And as Lindsey so nicely pointed out, their "goal is to preserve the goodwill of all customers".  They know that if the other customers see me in my civies board in the military boarding time then they're going to get crap for it.  Rather than stand up and say "sir/ma'am, that young lady IS in the military" they'd rather shame me and turn me away at the gate while everyone else waiting just assumes I'm some civilian trying to game the system.  Translation, they'd rather the service member look/feel like garbage than them.

Re: Military Boarding Policy

Klewis2213
New Arrival

The very same thing just happened to my daughter. I will never fly SW again, nor will my daughter, and I will be sure to share her experience with all my friends and family who travel and she will be sure to share this with her command. 

Re: Military Boarding Policy

Klewis2213
New Arrival

I travel often and will never fly Southwest again. My daughter, who is active duty military, just attempted to board her flight from BWI to PWM when the agent announced military boarding and was denied twice because she is not traveling in uniform (even though she showed her military ID). Not only was she denied but the agent was extremely rude to her. She travels often, and never in uniform, and has never had this issue even on previous SW flights. Horrible customer service and treatment of active duty personnel. 
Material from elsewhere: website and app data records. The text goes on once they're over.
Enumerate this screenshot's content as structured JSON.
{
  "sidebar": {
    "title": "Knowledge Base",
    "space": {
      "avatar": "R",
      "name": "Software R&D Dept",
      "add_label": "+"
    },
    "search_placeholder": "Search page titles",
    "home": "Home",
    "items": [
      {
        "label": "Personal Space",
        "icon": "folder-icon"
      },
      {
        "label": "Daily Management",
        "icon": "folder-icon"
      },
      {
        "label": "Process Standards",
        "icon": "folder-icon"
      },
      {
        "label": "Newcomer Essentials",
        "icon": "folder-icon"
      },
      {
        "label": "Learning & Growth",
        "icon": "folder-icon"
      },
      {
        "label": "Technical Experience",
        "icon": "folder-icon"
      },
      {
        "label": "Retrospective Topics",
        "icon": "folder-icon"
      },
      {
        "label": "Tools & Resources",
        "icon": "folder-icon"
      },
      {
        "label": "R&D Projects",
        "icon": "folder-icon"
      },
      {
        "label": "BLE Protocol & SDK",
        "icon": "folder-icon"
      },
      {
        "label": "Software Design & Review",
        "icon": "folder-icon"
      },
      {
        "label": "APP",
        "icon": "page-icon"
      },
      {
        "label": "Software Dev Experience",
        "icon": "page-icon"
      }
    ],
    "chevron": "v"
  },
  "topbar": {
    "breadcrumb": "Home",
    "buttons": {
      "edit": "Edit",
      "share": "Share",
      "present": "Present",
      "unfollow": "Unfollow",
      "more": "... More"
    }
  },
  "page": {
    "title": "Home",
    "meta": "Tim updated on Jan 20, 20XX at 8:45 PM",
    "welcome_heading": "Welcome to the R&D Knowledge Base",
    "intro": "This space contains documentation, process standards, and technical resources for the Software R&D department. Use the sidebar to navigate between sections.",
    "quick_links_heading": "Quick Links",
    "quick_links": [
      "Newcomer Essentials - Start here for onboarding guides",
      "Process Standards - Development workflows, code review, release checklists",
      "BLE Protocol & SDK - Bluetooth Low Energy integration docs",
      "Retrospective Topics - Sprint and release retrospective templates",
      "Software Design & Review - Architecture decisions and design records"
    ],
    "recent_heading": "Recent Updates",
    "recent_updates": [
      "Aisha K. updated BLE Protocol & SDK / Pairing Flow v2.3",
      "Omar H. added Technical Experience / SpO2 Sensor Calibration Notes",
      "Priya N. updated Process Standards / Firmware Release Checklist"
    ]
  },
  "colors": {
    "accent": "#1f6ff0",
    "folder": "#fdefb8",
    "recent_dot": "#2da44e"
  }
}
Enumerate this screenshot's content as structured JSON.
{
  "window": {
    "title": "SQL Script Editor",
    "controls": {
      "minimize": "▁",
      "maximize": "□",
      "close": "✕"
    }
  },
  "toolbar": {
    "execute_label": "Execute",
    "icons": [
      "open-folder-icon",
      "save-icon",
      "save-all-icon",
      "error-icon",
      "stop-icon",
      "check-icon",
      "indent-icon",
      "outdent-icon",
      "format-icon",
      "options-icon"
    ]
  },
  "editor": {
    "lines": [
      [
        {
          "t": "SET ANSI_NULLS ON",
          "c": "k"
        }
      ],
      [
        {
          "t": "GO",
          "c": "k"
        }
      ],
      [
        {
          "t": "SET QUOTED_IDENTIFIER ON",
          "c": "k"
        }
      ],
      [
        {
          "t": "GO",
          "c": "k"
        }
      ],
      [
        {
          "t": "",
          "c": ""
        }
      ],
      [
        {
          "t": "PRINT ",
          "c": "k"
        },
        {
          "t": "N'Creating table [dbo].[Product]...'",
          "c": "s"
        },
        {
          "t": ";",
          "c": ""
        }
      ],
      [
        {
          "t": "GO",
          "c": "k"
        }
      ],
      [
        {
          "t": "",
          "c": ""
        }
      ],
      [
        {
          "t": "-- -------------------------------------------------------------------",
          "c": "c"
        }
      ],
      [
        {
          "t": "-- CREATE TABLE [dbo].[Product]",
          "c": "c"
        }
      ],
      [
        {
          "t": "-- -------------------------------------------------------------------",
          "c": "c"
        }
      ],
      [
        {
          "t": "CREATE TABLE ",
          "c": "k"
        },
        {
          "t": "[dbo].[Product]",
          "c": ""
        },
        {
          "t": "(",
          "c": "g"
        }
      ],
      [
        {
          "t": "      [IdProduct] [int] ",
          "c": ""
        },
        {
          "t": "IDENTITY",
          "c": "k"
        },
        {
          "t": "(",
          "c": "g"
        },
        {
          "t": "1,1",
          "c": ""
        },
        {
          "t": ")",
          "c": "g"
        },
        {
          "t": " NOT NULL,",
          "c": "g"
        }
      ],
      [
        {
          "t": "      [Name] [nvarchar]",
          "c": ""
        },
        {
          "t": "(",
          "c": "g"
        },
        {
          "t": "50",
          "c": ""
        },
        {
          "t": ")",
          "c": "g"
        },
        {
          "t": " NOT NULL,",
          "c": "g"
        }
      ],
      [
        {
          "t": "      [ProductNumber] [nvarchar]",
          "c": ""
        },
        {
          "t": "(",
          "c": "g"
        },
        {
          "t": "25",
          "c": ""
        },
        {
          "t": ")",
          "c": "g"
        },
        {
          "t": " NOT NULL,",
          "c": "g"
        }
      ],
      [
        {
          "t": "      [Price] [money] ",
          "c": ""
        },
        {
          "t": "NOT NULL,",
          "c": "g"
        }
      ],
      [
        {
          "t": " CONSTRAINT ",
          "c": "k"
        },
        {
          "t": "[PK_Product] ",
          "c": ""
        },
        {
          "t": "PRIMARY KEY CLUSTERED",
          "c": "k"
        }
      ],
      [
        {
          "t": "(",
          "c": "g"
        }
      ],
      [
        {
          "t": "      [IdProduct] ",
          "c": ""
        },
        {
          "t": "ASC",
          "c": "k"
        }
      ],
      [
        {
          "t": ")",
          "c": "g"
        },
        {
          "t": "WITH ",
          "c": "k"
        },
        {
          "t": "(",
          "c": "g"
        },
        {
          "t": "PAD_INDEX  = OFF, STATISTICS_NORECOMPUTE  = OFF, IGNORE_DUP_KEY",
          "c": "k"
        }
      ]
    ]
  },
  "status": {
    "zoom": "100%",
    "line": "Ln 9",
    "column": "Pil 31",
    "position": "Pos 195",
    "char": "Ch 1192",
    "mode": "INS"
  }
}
Re: Military Boarding Policy

TylerPass
New Arrival

@LindseyD

I just boarded a Southwest flight at John Wayne where the agent didn’t call out Military boarding after the A group. So I went up to ask and got a little attitude while she said “it’s a courtesy” and said “it is up to my discretion” then when my wife said her co-worker (who we asked prior) told us that we could board after A, the agent said “I’m in charge of this”.

Re: Military Boarding Policy

Kerrid04
New Arrival

unfortunate to have this discussion board and all comments essentially disregarded by Southwest management . The military boarding policy could be greatly improved and ignoring concerns will equal losing business. 

Re: Military Boarding Policy

jnpeppers
New Arrival

Lindsey,

 

Thank you for confirming that Southwest does NOT, in fact, give a rip about military service, when it comes to boarding. Which is fine, really. Just come out and say it: "If you are in the military, you can wait in line just like everybody else." At least that "policy" would be consistent.

 

Why foster all of this angst against yourself, Southwest? Why require service members to be IN UNIFORM in order to board early enough to get out of the middle?

This sinple distinction demonstrates that your policy is purely for show. Unadulterated, blatant, in-your-face pageantry, created to make Southwest appear to be friendly to the members of the military.

 

On those rare occasions  when I have no choice but to fly Southwest, perhaps I should put on my Class B uniform, so you (Southwest Airlines) can appear to be kindhearted and magnanimous toward the military. But then, I would have to charge you for the advertising. And I wouldn't be allowed to do that in uniform. What a conundrum you have created.

 

So, Lindsey (if that is your name), I take umbrage at your suggestion that, "we have an enormous amount of respect and appreciation for all members of the armed forces as well as their families." Really? Talk is cheap, and those words are about as cheap as you can get.

 

Why not just come out and say it. Get in line like everybody else, Soldier. To be perfectly honest, we (military) don't have to have all these perks, like discounts and early boarding. You  (taxpayers) thank us twice a month, and that should be all we need from you. But then, I'm guessing I don't speak for all of my brothers and sisters in (and out of) uniform.